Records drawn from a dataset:
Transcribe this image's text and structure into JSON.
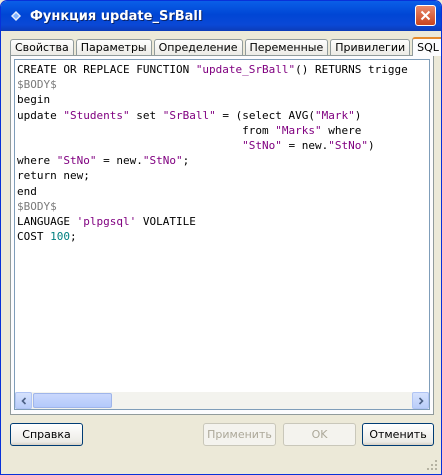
{
  "window": {
    "title": "Функция update_SrBall"
  },
  "tabs": [
    {
      "label": "Свойства"
    },
    {
      "label": "Параметры"
    },
    {
      "label": "Определение"
    },
    {
      "label": "Переменные"
    },
    {
      "label": "Привилегии"
    },
    {
      "label": "SQL"
    }
  ],
  "active_tab": "SQL",
  "sql_lines": [
    "CREATE OR REPLACE FUNCTION \"update_SrBall\"() RETURNS trigge",
    "$BODY$",
    "begin",
    "update \"Students\" set \"SrBall\" = (select AVG(\"Mark\")",
    "                                  from \"Marks\" where",
    "                                  \"StNo\" = new.\"StNo\")",
    "where \"StNo\" = new.\"StNo\";",
    "return new;",
    "end",
    "$BODY$",
    "LANGUAGE 'plpgsql' VOLATILE",
    "COST 100;"
  ],
  "buttons": {
    "help": "Справка",
    "apply": "Применить",
    "ok": "OK",
    "cancel": "Отменить"
  },
  "colors": {
    "title_bar": "#0054e3",
    "string": "#800080",
    "number": "#008080",
    "tab_accent": "#e68b2c"
  }
}
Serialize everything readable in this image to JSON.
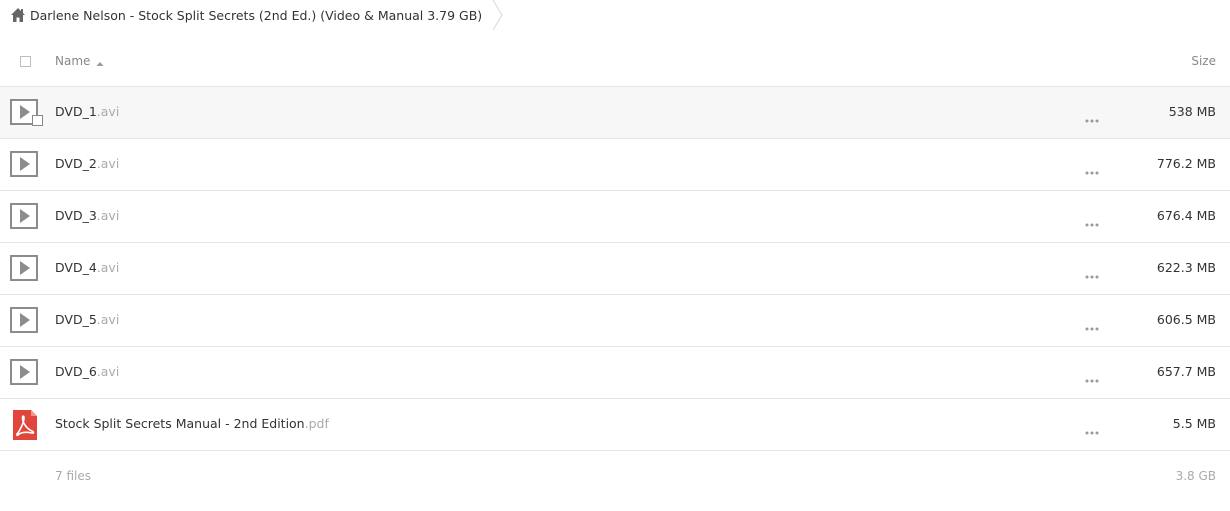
{
  "breadcrumb": {
    "title": "Darlene Nelson - Stock Split Secrets (2nd Ed.) (Video & Manual 3.79 GB)",
    "home_icon": "home-icon"
  },
  "header": {
    "name_label": "Name",
    "size_label": "Size",
    "sort": "ascending"
  },
  "files": [
    {
      "base": "DVD_1",
      "ext": ".avi",
      "size": "538 MB",
      "type": "video",
      "icon": "video-play-icon"
    },
    {
      "base": "DVD_2",
      "ext": ".avi",
      "size": "776.2 MB",
      "type": "video",
      "icon": "video-play-icon"
    },
    {
      "base": "DVD_3",
      "ext": ".avi",
      "size": "676.4 MB",
      "type": "video",
      "icon": "video-play-icon"
    },
    {
      "base": "DVD_4",
      "ext": ".avi",
      "size": "622.3 MB",
      "type": "video",
      "icon": "video-play-icon"
    },
    {
      "base": "DVD_5",
      "ext": ".avi",
      "size": "606.5 MB",
      "type": "video",
      "icon": "video-play-icon"
    },
    {
      "base": "DVD_6",
      "ext": ".avi",
      "size": "657.7 MB",
      "type": "video",
      "icon": "video-play-icon"
    },
    {
      "base": "Stock Split Secrets Manual - 2nd Edition",
      "ext": ".pdf",
      "size": "5.5 MB",
      "type": "pdf",
      "icon": "pdf-icon"
    }
  ],
  "footer": {
    "count": "7 files",
    "total": "3.8 GB"
  },
  "colors": {
    "pdf_red": "#e2453c",
    "video_icon_gray": "#8c8c8c",
    "hover_row": "#f7f7f7"
  }
}
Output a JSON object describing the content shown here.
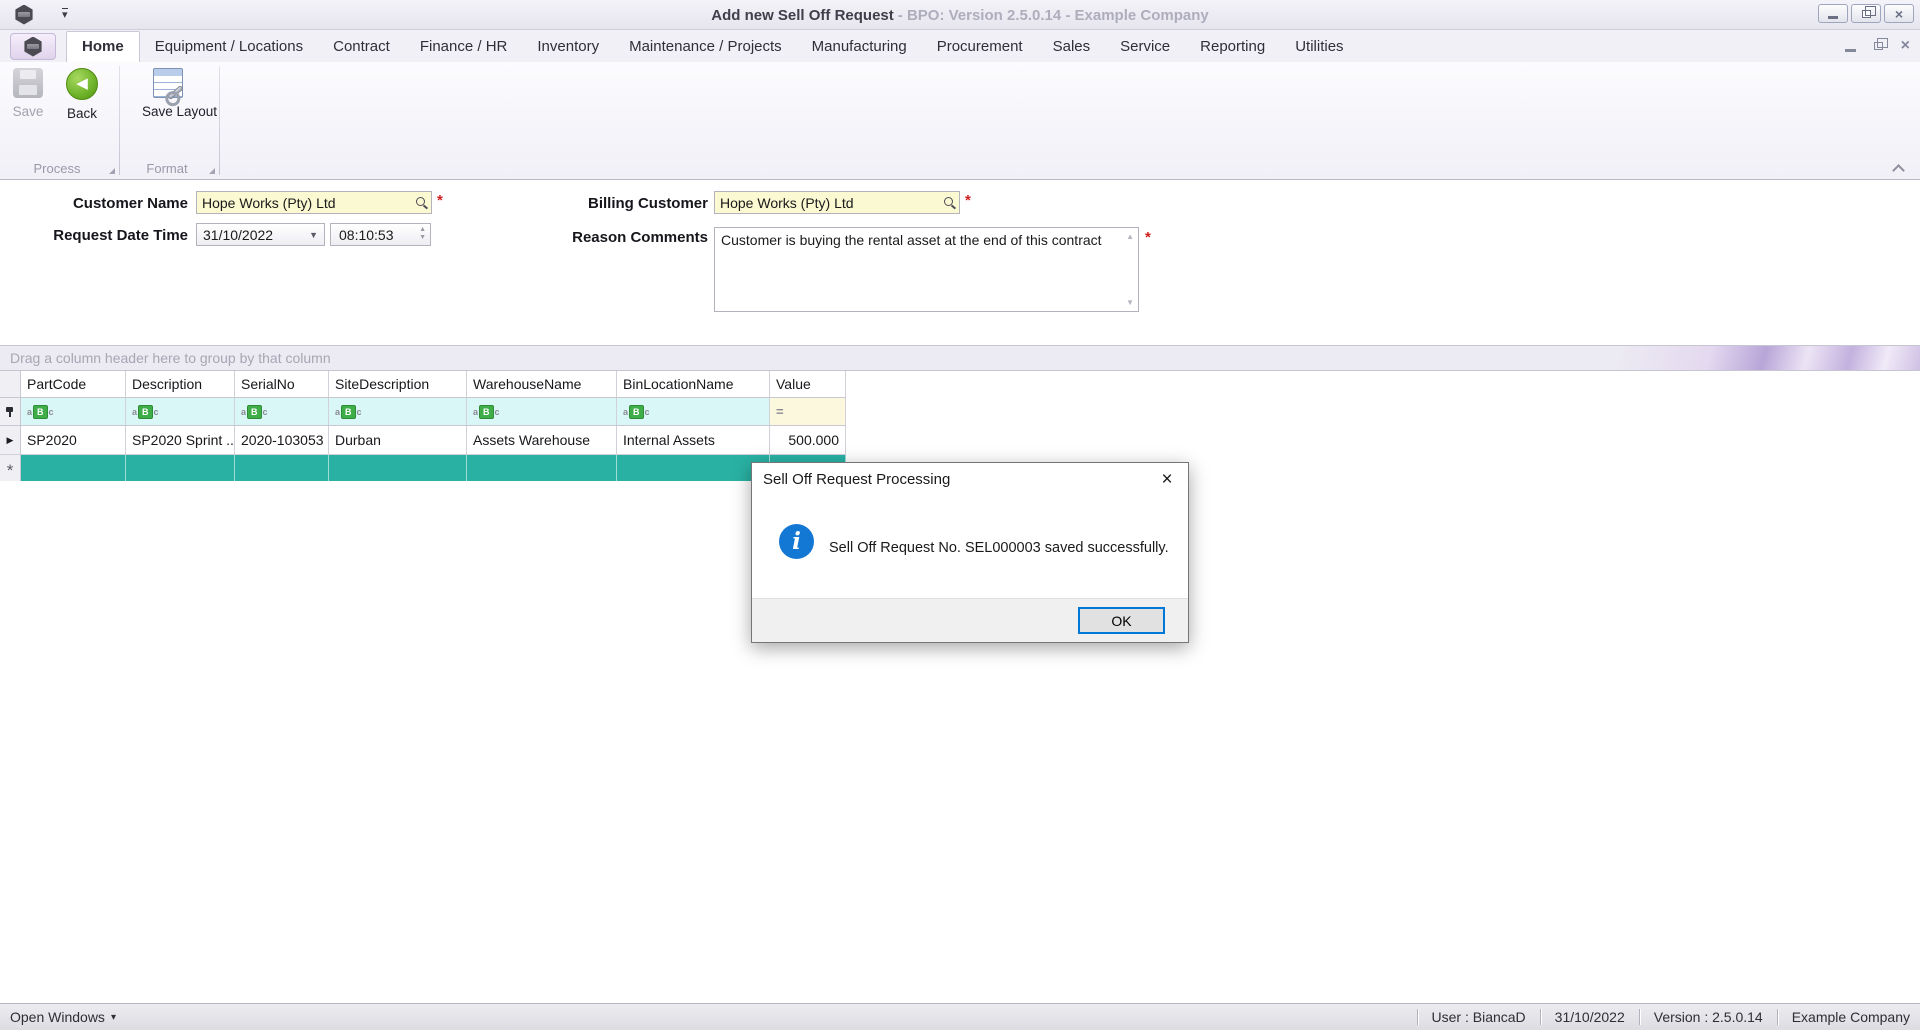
{
  "window": {
    "title_main": "Add new Sell Off Request",
    "title_rest": "- BPO: Version 2.5.0.14 - Example Company"
  },
  "ribbon": {
    "tabs": [
      {
        "label": "Home",
        "active": true
      },
      {
        "label": "Equipment / Locations",
        "active": false
      },
      {
        "label": "Contract",
        "active": false
      },
      {
        "label": "Finance / HR",
        "active": false
      },
      {
        "label": "Inventory",
        "active": false
      },
      {
        "label": "Maintenance / Projects",
        "active": false
      },
      {
        "label": "Manufacturing",
        "active": false
      },
      {
        "label": "Procurement",
        "active": false
      },
      {
        "label": "Sales",
        "active": false
      },
      {
        "label": "Service",
        "active": false
      },
      {
        "label": "Reporting",
        "active": false
      },
      {
        "label": "Utilities",
        "active": false
      }
    ],
    "buttons": {
      "save": "Save",
      "back": "Back",
      "save_layout": "Save Layout"
    },
    "groups": {
      "process": "Process",
      "format": "Format"
    }
  },
  "form": {
    "customer_name": {
      "label": "Customer Name",
      "value": "Hope Works (Pty) Ltd"
    },
    "billing_customer": {
      "label": "Billing Customer",
      "value": "Hope Works (Pty) Ltd"
    },
    "request_date_time": {
      "label": "Request Date  Time",
      "date": "31/10/2022",
      "time": "08:10:53"
    },
    "reason_comments": {
      "label": "Reason Comments",
      "value": "Customer is buying the rental asset at the end of this contract"
    },
    "required_marker": "*"
  },
  "grid": {
    "group_panel_text": "Drag a column header here to group by that column",
    "columns": [
      "PartCode",
      "Description",
      "SerialNo",
      "SiteDescription",
      "WarehouseName",
      "BinLocationName",
      "Value"
    ],
    "rows": [
      {
        "part_code": "SP2020",
        "description": "SP2020 Sprint ...",
        "serial_no": "2020-103053",
        "site_description": "Durban",
        "warehouse_name": "Assets Warehouse",
        "bin_location_name": "Internal Assets",
        "value": "500.000"
      }
    ]
  },
  "dialog": {
    "title": "Sell Off Request Processing",
    "message": "Sell Off Request No. SEL000003 saved successfully.",
    "ok_label": "OK"
  },
  "status_bar": {
    "left": "Open Windows",
    "right": [
      "User : BiancaD",
      "31/10/2022",
      "Version : 2.5.0.14",
      "Example Company"
    ]
  },
  "icons": {
    "info_i": "i",
    "close_x": "×",
    "mdi_close": "×",
    "caret_down_small": "▾",
    "combo_caret": "▼",
    "spin_up": "▲",
    "spin_down": "▼",
    "back_arrow": "◀",
    "row_arrow": "▶",
    "new_row_star": "*",
    "equals": "=",
    "abc_a": "a",
    "abc_b": "B",
    "abc_c": "c"
  },
  "colors": {
    "accent_teal": "#29b2a4",
    "filter_cyan": "#d9f7f7",
    "filter_yellow": "#fbf8de",
    "info_blue": "#1377d4",
    "focus_blue": "#0078d7",
    "required_red": "#cc2020",
    "back_green": "#6db32a",
    "input_yellow": "#fbf9d2"
  }
}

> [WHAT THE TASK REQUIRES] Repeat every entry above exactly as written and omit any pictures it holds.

> [WRITTEN ANSWER]
Transcribe this image's text and structure into JSON.
{
  "window": {
    "title": "Функция update_SrBall"
  },
  "tabs": [
    {
      "label": "Свойства"
    },
    {
      "label": "Параметры"
    },
    {
      "label": "Определение"
    },
    {
      "label": "Переменные"
    },
    {
      "label": "Привилегии"
    },
    {
      "label": "SQL"
    }
  ],
  "active_tab": "SQL",
  "sql_lines": [
    "CREATE OR REPLACE FUNCTION \"update_SrBall\"() RETURNS trigge",
    "$BODY$",
    "begin",
    "update \"Students\" set \"SrBall\" = (select AVG(\"Mark\")",
    "                                  from \"Marks\" where",
    "                                  \"StNo\" = new.\"StNo\")",
    "where \"StNo\" = new.\"StNo\";",
    "return new;",
    "end",
    "$BODY$",
    "LANGUAGE 'plpgsql' VOLATILE",
    "COST 100;"
  ],
  "buttons": {
    "help": "Справка",
    "apply": "Применить",
    "ok": "OK",
    "cancel": "Отменить"
  },
  "colors": {
    "title_bar": "#0054e3",
    "string": "#800080",
    "number": "#008080",
    "tab_accent": "#e68b2c"
  }
}
Serialize everything readable in this image to JSON.
{
  "breadcrumb": {
    "title": "Darlene Nelson - Stock Split Secrets (2nd Ed.) (Video & Manual 3.79 GB)",
    "home_icon": "home-icon"
  },
  "header": {
    "name_label": "Name",
    "size_label": "Size",
    "sort": "ascending"
  },
  "files": [
    {
      "base": "DVD_1",
      "ext": ".avi",
      "size": "538 MB",
      "type": "video",
      "icon": "video-play-icon"
    },
    {
      "base": "DVD_2",
      "ext": ".avi",
      "size": "776.2 MB",
      "type": "video",
      "icon": "video-play-icon"
    },
    {
      "base": "DVD_3",
      "ext": ".avi",
      "size": "676.4 MB",
      "type": "video",
      "icon": "video-play-icon"
    },
    {
      "base": "DVD_4",
      "ext": ".avi",
      "size": "622.3 MB",
      "type": "video",
      "icon": "video-play-icon"
    },
    {
      "base": "DVD_5",
      "ext": ".avi",
      "size": "606.5 MB",
      "type": "video",
      "icon": "video-play-icon"
    },
    {
      "base": "DVD_6",
      "ext": ".avi",
      "size": "657.7 MB",
      "type": "video",
      "icon": "video-play-icon"
    },
    {
      "base": "Stock Split Secrets Manual - 2nd Edition",
      "ext": ".pdf",
      "size": "5.5 MB",
      "type": "pdf",
      "icon": "pdf-icon"
    }
  ],
  "footer": {
    "count": "7 files",
    "total": "3.8 GB"
  },
  "colors": {
    "pdf_red": "#e2453c",
    "video_icon_gray": "#8c8c8c",
    "hover_row": "#f7f7f7"
  }
}
Output a JSON object describing the content shown here.
{
  "window": {
    "title_main": "Add new Sell Off Request",
    "title_rest": "- BPO: Version 2.5.0.14 - Example Company"
  },
  "ribbon": {
    "tabs": [
      {
        "label": "Home",
        "active": true
      },
      {
        "label": "Equipment / Locations",
        "active": false
      },
      {
        "label": "Contract",
        "active": false
      },
      {
        "label": "Finance / HR",
        "active": false
      },
      {
        "label": "Inventory",
        "active": false
      },
      {
        "label": "Maintenance / Projects",
        "active": false
      },
      {
        "label": "Manufacturing",
        "active": false
      },
      {
        "label": "Procurement",
        "active": false
      },
      {
        "label": "Sales",
        "active": false
      },
      {
        "label": "Service",
        "active": false
      },
      {
        "label": "Reporting",
        "active": false
      },
      {
        "label": "Utilities",
        "active": false
      }
    ],
    "buttons": {
      "save": "Save",
      "back": "Back",
      "save_layout": "Save Layout"
    },
    "groups": {
      "process": "Process",
      "format": "Format"
    }
  },
  "form": {
    "customer_name": {
      "label": "Customer Name",
      "value": "Hope Works (Pty) Ltd"
    },
    "billing_customer": {
      "label": "Billing Customer",
      "value": "Hope Works (Pty) Ltd"
    },
    "request_date_time": {
      "label": "Request Date  Time",
      "date": "31/10/2022",
      "time": "08:10:53"
    },
    "reason_comments": {
      "label": "Reason Comments",
      "value": "Customer is buying the rental asset at the end of this contract"
    },
    "required_marker": "*"
  },
  "grid": {
    "group_panel_text": "Drag a column header here to group by that column",
    "columns": [
      "PartCode",
      "Description",
      "SerialNo",
      "SiteDescription",
      "WarehouseName",
      "BinLocationName",
      "Value"
    ],
    "rows": [
      {
        "part_code": "SP2020",
        "description": "SP2020 Sprint ...",
        "serial_no": "2020-103053",
        "site_description": "Durban",
        "warehouse_name": "Assets Warehouse",
        "bin_location_name": "Internal Assets",
        "value": "500.000"
      }
    ]
  },
  "dialog": {
    "title": "Sell Off Request Processing",
    "message": "Sell Off Request No. SEL000003 saved successfully.",
    "ok_label": "OK"
  },
  "status_bar": {
    "left": "Open Windows",
    "right": [
      "User : BiancaD",
      "31/10/2022",
      "Version : 2.5.0.14",
      "Example Company"
    ]
  },
  "icons": {
    "info_i": "i",
    "close_x": "×",
    "mdi_close": "×",
    "caret_down_small": "▾",
    "combo_caret": "▼",
    "spin_up": "▲",
    "spin_down": "▼",
    "back_arrow": "◀",
    "row_arrow": "▶",
    "new_row_star": "*",
    "equals": "=",
    "abc_a": "a",
    "abc_b": "B",
    "abc_c": "c"
  },
  "colors": {
    "accent_teal": "#29b2a4",
    "filter_cyan": "#d9f7f7",
    "filter_yellow": "#fbf8de",
    "info_blue": "#1377d4",
    "focus_blue": "#0078d7",
    "required_red": "#cc2020",
    "back_green": "#6db32a",
    "input_yellow": "#fbf9d2"
  }
}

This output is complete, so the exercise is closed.